Required work:
Search the material for the string "icon", then return every line where it is found.

(Provided records begins)

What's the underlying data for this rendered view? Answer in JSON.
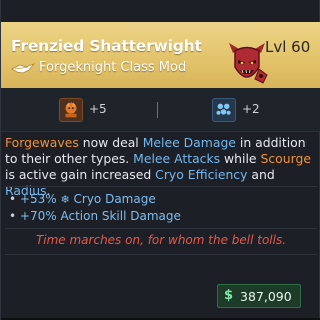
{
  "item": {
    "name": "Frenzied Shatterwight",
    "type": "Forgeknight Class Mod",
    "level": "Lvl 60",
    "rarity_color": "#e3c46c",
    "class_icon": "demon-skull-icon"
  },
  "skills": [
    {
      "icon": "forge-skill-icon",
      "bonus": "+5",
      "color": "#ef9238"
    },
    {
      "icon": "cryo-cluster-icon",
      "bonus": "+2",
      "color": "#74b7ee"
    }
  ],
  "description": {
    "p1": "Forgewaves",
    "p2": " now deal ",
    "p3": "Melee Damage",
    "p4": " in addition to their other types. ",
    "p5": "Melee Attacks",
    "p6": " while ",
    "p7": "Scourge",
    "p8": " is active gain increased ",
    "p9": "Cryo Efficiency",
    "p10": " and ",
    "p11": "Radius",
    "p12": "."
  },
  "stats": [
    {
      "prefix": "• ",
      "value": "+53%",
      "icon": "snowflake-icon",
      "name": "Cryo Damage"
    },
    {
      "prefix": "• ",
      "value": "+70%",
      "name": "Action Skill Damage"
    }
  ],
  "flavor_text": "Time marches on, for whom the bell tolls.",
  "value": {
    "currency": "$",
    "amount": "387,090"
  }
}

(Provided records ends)

Exercise response:
    "class_icon": "demon-skull-icon"
      "icon": "forge-skill-icon",
      "icon": "cryo-cluster-icon",
      "icon": "snowflake-icon",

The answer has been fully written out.